Methylation of rRNA at a ribosome binding is a mechanism for macrolide resistance. rRNA methylation would likely not influence the ability of?
vancomycin to bind to bacterial cell wall components.
Production of ß-lactamases and alterations in penicillin-binding proteins result in resistance to ß-lactams, however, vancomycin is not a ß-lactam.
This patient presents to the emergency department with drowsiness, unsteady gait, enlarged liver, and nystagmus, suggesting he is most likely an?
Thiamine deficiency is commonly seen in association with chronic alcoholism secondary to dietary insufficiency or impaired intestinal absorption. Thiamine deficiency can manifest in the form of Wernicke encephalopathy, which manifests with ataxia, oculomotor dysfunction, and encephalopathy; or Korsakoff psychosis, which results in anterograde and retrograde amnesia, often with confabulation.
The other abnormalities are not associated with a thiamine deficiency. Elevated AST:ALT with a 1:1 ratio can be caused by several conditions, including viral hepatitis, but not thiamine deficiency; high urine metanephrines are found in?
pheochromocytoma; high urine protein is found in nephrotic syndrome; and thrombocytopenia is associated with folate deficiency.
The patient’s lipid profile, including elevated LDL and triglyceride levels, is diagnostic of hyperlipidemia. Statins are the gold standard for treatment of hyperlipidemia when a patient can tolerate their side effects. They have been proven to decrease morbidity and mortality rates associated with atherosclerosis.
Statins competitively inhibit?

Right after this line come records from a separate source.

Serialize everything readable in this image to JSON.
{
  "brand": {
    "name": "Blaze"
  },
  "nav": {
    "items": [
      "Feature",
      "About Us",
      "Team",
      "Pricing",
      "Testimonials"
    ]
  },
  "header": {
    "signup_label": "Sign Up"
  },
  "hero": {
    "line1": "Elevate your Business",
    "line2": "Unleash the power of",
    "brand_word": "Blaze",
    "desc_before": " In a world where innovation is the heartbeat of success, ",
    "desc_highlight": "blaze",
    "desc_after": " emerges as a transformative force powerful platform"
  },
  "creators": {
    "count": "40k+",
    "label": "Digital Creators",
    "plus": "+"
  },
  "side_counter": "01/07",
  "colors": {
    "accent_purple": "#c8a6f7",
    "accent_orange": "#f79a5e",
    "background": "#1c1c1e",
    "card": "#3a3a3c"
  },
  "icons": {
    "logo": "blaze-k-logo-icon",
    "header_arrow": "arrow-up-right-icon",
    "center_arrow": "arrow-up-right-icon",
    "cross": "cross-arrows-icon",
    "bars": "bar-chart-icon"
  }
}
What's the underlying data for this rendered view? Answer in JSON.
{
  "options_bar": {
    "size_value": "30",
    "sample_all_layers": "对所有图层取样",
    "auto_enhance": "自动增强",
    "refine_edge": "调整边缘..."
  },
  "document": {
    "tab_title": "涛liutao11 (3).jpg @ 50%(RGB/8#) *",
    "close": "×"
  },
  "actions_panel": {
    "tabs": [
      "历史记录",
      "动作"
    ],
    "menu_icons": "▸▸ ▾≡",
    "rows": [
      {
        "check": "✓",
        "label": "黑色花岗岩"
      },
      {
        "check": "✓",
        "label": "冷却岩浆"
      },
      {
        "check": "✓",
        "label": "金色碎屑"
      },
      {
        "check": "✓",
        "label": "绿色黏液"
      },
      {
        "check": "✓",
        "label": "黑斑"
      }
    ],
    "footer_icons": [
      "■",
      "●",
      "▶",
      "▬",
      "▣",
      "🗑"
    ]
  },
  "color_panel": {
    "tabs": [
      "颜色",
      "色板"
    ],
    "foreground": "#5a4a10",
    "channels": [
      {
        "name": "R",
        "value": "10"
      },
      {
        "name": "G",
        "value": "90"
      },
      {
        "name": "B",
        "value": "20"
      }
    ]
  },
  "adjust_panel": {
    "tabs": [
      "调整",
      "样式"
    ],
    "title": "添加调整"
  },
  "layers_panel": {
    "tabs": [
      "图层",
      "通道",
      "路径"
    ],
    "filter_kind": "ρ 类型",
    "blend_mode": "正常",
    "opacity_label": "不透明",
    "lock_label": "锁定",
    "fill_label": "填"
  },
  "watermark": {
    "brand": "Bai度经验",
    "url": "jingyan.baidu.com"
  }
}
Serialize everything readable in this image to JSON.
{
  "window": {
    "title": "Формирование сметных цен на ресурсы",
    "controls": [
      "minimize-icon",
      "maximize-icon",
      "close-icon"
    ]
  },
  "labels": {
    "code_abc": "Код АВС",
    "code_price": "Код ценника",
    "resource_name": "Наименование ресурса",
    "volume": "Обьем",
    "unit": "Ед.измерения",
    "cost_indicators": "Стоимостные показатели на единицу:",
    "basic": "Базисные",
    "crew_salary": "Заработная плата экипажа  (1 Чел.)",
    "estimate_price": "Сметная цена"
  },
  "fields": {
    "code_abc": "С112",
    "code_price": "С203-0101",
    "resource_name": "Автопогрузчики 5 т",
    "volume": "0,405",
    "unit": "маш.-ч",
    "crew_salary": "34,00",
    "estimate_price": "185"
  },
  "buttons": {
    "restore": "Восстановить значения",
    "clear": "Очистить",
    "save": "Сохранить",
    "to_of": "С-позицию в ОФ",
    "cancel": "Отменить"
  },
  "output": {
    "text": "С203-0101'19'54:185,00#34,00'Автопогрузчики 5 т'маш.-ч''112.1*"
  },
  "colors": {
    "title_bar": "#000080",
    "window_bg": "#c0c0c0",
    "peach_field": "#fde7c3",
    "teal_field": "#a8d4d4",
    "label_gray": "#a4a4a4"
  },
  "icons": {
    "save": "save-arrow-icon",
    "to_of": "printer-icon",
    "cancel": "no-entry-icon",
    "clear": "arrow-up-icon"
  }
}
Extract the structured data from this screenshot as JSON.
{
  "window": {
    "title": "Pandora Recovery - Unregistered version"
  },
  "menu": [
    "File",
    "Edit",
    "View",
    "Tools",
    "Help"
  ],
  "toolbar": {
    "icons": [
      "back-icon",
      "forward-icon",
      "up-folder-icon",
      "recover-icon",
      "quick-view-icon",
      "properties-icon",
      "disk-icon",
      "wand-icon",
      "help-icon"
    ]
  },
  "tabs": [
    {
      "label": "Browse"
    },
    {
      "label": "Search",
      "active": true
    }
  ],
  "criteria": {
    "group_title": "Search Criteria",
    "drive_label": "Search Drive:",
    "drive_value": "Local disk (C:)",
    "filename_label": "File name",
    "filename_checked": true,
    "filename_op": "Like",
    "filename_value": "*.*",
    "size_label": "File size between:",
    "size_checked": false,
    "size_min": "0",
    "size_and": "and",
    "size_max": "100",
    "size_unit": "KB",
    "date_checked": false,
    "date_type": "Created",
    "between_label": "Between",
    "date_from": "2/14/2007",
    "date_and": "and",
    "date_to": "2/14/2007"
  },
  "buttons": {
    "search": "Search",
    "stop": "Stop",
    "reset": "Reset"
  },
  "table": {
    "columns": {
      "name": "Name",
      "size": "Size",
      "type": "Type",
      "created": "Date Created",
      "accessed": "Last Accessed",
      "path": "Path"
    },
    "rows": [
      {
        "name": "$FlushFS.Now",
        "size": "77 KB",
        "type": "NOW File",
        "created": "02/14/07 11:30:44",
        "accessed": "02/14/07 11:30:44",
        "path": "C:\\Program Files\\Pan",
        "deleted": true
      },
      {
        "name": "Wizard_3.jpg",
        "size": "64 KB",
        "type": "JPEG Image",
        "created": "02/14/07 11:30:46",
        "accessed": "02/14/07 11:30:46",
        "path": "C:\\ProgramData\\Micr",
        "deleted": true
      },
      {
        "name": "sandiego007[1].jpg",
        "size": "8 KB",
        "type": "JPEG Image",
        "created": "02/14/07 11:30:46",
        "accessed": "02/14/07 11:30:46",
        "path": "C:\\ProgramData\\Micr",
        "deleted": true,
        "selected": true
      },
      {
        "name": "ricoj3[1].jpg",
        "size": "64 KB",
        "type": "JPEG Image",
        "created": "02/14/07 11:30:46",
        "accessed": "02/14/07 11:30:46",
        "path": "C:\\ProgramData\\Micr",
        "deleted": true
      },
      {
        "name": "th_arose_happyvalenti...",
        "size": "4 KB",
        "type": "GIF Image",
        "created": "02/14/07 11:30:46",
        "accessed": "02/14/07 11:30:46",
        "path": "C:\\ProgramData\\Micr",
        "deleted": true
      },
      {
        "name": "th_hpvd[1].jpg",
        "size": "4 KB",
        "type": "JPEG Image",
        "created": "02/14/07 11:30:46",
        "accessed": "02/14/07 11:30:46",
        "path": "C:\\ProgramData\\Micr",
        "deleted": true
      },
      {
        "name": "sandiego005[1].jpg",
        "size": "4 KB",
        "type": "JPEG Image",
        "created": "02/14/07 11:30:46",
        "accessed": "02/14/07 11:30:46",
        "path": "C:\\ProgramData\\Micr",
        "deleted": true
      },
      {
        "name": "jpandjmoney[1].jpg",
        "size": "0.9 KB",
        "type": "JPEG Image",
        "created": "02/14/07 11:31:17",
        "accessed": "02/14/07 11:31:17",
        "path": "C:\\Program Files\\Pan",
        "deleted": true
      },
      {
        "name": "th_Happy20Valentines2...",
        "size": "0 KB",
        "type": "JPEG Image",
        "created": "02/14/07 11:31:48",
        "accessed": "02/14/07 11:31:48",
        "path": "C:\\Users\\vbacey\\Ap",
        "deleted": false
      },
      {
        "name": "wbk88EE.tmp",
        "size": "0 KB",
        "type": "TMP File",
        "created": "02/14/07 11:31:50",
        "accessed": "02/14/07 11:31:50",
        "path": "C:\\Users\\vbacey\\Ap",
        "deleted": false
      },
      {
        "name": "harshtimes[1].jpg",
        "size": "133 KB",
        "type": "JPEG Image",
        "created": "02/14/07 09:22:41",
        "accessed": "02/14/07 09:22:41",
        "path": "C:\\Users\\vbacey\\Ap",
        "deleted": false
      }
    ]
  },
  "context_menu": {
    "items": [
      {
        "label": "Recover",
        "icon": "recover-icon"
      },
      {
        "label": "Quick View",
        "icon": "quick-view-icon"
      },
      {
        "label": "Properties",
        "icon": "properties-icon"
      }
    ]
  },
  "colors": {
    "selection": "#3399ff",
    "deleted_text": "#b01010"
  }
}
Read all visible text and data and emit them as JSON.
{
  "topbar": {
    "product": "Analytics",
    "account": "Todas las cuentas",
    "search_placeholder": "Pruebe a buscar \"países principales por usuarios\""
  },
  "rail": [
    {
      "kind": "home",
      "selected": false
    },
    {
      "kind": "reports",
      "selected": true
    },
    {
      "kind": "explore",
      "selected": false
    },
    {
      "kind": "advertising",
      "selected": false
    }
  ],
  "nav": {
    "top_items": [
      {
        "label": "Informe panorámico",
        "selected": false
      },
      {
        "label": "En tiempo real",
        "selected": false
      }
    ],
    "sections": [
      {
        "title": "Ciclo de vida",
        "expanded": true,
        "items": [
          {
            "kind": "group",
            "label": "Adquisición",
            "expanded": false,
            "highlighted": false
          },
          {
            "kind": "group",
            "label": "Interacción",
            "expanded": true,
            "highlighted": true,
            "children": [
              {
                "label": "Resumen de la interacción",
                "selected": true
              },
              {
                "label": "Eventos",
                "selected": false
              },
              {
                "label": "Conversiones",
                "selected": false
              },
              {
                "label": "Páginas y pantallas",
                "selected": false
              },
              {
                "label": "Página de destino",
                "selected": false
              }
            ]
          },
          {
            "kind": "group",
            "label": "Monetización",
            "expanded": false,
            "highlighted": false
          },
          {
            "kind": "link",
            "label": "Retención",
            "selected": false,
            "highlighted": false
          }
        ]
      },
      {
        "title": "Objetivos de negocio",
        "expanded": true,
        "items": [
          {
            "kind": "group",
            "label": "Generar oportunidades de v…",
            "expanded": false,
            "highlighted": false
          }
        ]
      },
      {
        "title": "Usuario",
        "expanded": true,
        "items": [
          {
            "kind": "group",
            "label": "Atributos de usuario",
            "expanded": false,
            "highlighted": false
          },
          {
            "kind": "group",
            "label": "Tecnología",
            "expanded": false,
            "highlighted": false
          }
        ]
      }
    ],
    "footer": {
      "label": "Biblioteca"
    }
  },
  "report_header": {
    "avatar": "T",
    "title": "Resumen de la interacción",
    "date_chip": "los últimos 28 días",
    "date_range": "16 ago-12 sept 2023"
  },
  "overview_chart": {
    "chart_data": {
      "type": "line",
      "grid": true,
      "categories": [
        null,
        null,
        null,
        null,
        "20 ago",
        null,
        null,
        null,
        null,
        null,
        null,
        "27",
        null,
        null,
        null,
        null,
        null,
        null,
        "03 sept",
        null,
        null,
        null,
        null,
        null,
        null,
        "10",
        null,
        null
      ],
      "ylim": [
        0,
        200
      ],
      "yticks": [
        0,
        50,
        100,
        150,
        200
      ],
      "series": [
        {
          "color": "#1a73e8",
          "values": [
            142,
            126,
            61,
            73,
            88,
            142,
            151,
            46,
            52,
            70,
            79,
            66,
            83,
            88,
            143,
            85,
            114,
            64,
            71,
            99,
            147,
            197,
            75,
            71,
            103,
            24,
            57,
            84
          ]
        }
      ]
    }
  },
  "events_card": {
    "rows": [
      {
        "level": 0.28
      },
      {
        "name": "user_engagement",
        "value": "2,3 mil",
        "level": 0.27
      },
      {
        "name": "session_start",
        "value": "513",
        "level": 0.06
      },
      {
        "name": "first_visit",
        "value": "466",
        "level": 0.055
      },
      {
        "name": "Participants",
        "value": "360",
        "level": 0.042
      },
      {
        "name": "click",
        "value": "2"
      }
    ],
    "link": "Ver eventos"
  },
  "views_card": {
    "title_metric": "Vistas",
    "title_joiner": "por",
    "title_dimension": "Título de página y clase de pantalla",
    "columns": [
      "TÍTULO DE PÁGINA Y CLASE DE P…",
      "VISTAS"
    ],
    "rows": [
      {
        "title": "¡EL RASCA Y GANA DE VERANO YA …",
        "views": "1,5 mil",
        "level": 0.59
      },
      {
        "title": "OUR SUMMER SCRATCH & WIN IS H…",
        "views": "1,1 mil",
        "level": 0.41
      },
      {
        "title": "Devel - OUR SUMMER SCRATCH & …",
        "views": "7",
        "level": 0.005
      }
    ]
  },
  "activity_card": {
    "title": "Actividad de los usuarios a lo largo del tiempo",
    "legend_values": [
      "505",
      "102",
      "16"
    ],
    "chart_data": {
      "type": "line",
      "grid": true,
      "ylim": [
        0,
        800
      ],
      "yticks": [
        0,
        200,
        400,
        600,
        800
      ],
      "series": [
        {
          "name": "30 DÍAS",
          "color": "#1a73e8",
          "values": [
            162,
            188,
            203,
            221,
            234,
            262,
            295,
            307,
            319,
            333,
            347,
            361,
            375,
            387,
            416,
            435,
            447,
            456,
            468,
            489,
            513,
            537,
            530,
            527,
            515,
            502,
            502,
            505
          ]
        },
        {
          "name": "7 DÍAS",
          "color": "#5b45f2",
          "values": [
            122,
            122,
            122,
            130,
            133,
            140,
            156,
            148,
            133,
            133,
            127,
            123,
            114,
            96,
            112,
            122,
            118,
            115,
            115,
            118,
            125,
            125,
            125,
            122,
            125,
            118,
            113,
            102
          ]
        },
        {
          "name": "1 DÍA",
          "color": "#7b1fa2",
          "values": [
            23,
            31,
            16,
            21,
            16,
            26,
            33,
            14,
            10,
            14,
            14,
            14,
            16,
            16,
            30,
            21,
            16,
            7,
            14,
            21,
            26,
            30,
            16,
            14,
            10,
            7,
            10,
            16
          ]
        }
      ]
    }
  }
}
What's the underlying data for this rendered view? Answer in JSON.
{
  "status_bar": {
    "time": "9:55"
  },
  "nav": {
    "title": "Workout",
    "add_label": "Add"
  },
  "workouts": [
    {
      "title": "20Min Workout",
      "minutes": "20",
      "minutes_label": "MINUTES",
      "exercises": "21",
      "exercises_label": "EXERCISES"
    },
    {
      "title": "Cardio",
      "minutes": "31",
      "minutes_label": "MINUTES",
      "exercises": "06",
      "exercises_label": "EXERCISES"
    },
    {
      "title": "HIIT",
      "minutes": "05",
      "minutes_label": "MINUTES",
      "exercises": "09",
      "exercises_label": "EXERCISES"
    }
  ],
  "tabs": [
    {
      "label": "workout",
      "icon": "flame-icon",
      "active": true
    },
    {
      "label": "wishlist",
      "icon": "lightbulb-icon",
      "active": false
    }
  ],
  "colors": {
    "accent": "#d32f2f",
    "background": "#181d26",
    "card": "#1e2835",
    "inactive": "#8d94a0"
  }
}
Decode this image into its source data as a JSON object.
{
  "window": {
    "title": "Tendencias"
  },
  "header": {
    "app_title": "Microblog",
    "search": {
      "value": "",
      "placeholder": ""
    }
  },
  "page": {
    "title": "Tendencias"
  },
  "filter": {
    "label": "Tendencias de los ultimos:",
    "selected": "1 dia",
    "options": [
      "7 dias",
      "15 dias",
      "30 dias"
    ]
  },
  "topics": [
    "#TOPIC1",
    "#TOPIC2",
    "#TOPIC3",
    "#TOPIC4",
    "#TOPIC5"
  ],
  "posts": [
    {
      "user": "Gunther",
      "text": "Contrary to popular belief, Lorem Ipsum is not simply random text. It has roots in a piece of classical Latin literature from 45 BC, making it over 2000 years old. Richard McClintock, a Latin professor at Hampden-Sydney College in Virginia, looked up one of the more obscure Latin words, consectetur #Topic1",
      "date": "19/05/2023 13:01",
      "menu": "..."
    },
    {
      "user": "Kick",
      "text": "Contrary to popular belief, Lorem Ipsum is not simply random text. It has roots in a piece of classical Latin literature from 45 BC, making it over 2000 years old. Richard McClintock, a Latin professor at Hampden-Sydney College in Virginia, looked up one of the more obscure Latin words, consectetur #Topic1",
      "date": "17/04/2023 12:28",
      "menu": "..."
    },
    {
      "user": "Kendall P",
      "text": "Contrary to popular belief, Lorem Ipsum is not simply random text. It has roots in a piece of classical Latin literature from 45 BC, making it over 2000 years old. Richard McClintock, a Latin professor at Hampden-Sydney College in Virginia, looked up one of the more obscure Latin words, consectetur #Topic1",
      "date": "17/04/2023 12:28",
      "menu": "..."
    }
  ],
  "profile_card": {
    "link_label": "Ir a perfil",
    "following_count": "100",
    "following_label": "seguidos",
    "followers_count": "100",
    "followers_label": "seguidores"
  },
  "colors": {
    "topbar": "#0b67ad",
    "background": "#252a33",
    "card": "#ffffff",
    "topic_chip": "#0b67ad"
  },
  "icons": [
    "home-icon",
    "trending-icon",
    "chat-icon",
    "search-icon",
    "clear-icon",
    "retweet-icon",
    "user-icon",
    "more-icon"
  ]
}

hydroxymethylglutaryl-coenzyme A (HMG-CoA) reductase, the enzyme that catalyzes the rate-limiting step in cholesterol synthesis, by obstructing part of the enzyme's active site. The subsequent decrease in intrahepatic cholesterol causes upregulation of hepatic LDL cholesterol receptors, ultimately lowering plasma LDL cholesterol levels. The Michaelis-Menten constant (Km) is the concentration of a substrate that brings about an initial velocity that is half the maximum velocity (Vmax) of the reaction. Because statins bind to the same binding site as the substrates of the enzyme, statins increase HMG-CoA reductase's apparent Km. Well-known adverse effects of statin use include myalgia, myositis, and rhabdomyolysis.